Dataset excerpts
BEGIN
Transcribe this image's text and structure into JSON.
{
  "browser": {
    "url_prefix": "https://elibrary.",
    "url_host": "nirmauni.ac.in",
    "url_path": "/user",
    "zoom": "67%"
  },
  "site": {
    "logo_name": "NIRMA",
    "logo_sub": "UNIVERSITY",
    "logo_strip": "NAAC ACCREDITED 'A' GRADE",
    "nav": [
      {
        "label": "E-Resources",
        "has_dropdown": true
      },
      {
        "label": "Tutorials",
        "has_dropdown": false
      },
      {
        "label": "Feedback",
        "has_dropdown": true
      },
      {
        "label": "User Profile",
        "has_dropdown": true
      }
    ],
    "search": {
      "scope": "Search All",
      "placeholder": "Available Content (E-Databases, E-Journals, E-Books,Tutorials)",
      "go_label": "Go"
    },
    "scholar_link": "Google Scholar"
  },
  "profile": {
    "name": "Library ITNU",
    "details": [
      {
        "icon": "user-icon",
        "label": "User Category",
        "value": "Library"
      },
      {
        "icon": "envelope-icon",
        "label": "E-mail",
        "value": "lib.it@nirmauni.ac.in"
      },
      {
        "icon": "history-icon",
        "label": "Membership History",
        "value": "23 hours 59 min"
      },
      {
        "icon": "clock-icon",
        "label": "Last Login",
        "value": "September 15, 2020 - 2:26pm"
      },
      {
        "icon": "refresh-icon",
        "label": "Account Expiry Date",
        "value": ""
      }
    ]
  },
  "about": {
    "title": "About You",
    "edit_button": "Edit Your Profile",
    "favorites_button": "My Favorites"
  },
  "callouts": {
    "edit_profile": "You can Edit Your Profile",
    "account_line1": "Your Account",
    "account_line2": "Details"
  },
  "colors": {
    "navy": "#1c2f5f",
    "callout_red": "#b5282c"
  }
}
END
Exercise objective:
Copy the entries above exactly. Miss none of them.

Output below:
Transcribe this image's text and structure into JSON.
{
  "browser": {
    "url_prefix": "https://elibrary.",
    "url_host": "nirmauni.ac.in",
    "url_path": "/user",
    "zoom": "67%"
  },
  "site": {
    "logo_name": "NIRMA",
    "logo_sub": "UNIVERSITY",
    "logo_strip": "NAAC ACCREDITED 'A' GRADE",
    "nav": [
      {
        "label": "E-Resources",
        "has_dropdown": true
      },
      {
        "label": "Tutorials",
        "has_dropdown": false
      },
      {
        "label": "Feedback",
        "has_dropdown": true
      },
      {
        "label": "User Profile",
        "has_dropdown": true
      }
    ],
    "search": {
      "scope": "Search All",
      "placeholder": "Available Content (E-Databases, E-Journals, E-Books,Tutorials)",
      "go_label": "Go"
    },
    "scholar_link": "Google Scholar"
  },
  "profile": {
    "name": "Library ITNU",
    "details": [
      {
        "icon": "user-icon",
        "label": "User Category",
        "value": "Library"
      },
      {
        "icon": "envelope-icon",
        "label": "E-mail",
        "value": "lib.it@nirmauni.ac.in"
      },
      {
        "icon": "history-icon",
        "label": "Membership History",
        "value": "23 hours 59 min"
      },
      {
        "icon": "clock-icon",
        "label": "Last Login",
        "value": "September 15, 2020 - 2:26pm"
      },
      {
        "icon": "refresh-icon",
        "label": "Account Expiry Date",
        "value": ""
      }
    ]
  },
  "about": {
    "title": "About You",
    "edit_button": "Edit Your Profile",
    "favorites_button": "My Favorites"
  },
  "callouts": {
    "edit_profile": "You can Edit Your Profile",
    "account_line1": "Your Account",
    "account_line2": "Details"
  },
  "colors": {
    "navy": "#1c2f5f",
    "callout_red": "#b5282c"
  }
}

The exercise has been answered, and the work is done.